Aging Happens: ‘Sandwich generation’ caught in the middle
The title of this column could be “Let’s Talk about Sandwiches.” Not the yummy ones you might order at Sammich or other great restaurants in Ashland. Rather, sandwiches such as those composed of family members in difficult situations.
Social worker Dorothy Miller originally coined the term “sandwich generation” in 1981, to describe women in their 30s and 40s who were “sandwiched” between young children and aging parents as their primary caregiver. Now I’m seeing double- and triple-decker sandwiches such as these. A 67-year-old woman in Ashland has a neurodegenerative disease and has been taking care of her 90-year-old mother. Her son lives out of state and now has responsibility for overseeing both of their care needs. It goes the other way as well. A 70-year-old has responsibility for both her frail elderly mother, as well as her adult children and grandchildren who cannot find stable work.
Here are some statistic. Nine to 13 percent of U.S. households with two or more people aged 30 to 60 have two earners and care for both elders and children, according to research by Margaret Neal and Leslie Hammer, both professors at Portland State University in Oregon. It costs employers $3,500 per year for each worker who is a primary elder care provider. I think it’s actually higher than this, if you factor in missed time at work, like the son I mentioned above.
The Bend Bulletin wrote in 2017 that nearly three-quarters of Americans have provided at least some financial support to an adult child while caring for a parent. The Oregonian/OregonLive in 2013 cited AARP, noting that the typical Sandwich Generation member is a 48-year-old woman. She maintains a paying job and spends an average of 20 hours a week providing care for a parent(s). In 2017, the Alzheimer’s Association’s reports 83 percent of the help provided to older adults in the United States comes from family members, friends or other unpaid caregivers.
If you find yourself in a “sandwich,” what can you do to make this easier? Here are some tips that might help:
Take care of yourself: set aside time to do something that makes you happy and allows you to de-stress. We do not have many respite options here, so it takes some creativity. See the ADRC below as one possible resource.
Help your parents and adult children get organized: include their financial, medical and estate-planning documents; and an “in case of emergency” checklist.
Have a financial plan: focus on your own finances to understand financial costs to you of supporting your parents and your children. Include how to handle the risk of potential long-term care costs, which are not covered by Medicare.
Ask for help: include conversations with your financial advisor and attorney as you plan for support to your parents or children.
Here are a few resources to consider as well.
Aging and Disability Resource Connection (ADRCofOregon.org; 1-855-673-2372). This is one of my best recommendations for any resources and services in our area. It’s free and acts as a gateway to an abundance of assistance.
“The Other Talk: A Guide to Talking with Your Adult Children about the Rest of Your Life,” by Tim Prosch (www.aarp.org/entertainment/books/bookstore/home-family-caregiving/info-2016/the-other-talk.html). My new favorite guide book.

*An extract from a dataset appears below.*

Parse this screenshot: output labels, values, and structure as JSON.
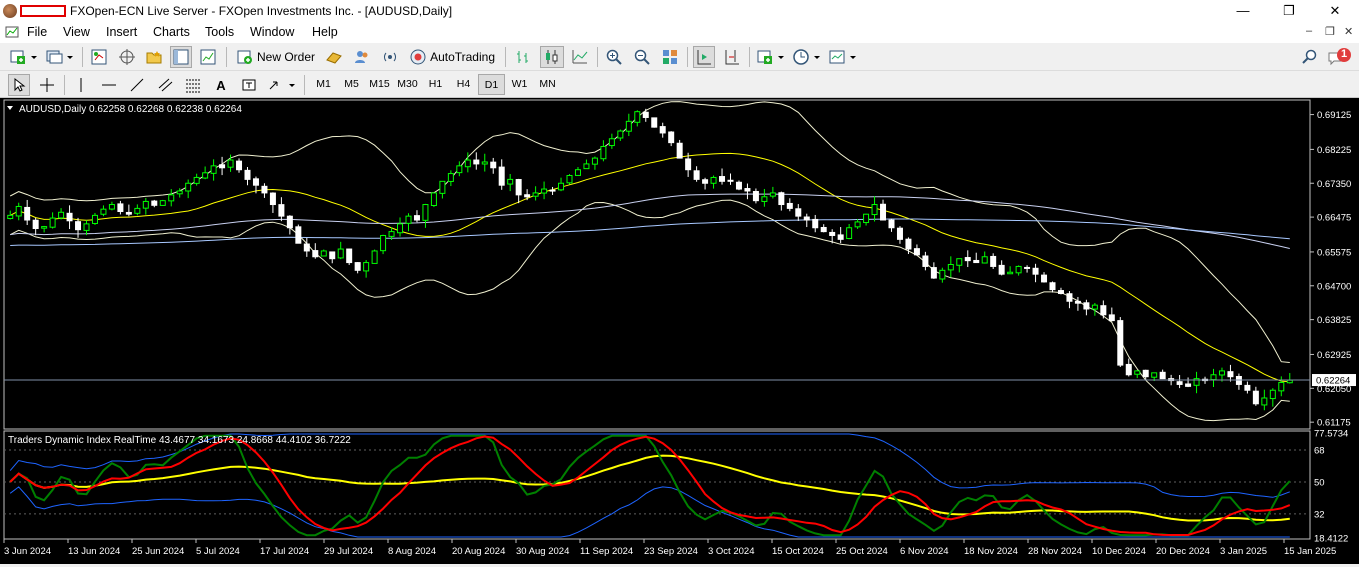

Instead of the “birds and bees” talk, this is the other one about aging issues. It addresses finances, where you want to live, helping your children find the documents and information they’ll need, types of medical treatments, and who will advocate for you.
Finally, you may want to consider hiring an Aging Life Care professional (Aginglifecare.org). These professionals can support you to help parents with decisions about managing their housing, care choices, and other aspects of aging. They also have an in-depth knowledge of local area care providers and resources.
In the past few months, I have seen four families whose loved one is only in their ’60s and, due to either dementia or some other medical condition, now needs help with their daily activities. Most people don’t think they need to be prepared this soon. May I remind you to please have these conversations now, do some research, and get your documents in place?
Ellen Waldman is a certified aging life care professional. Submit questions about aging and Ashland-area aging resources and column suggestions to her through her website, www.SeniorOptionsAshland.com.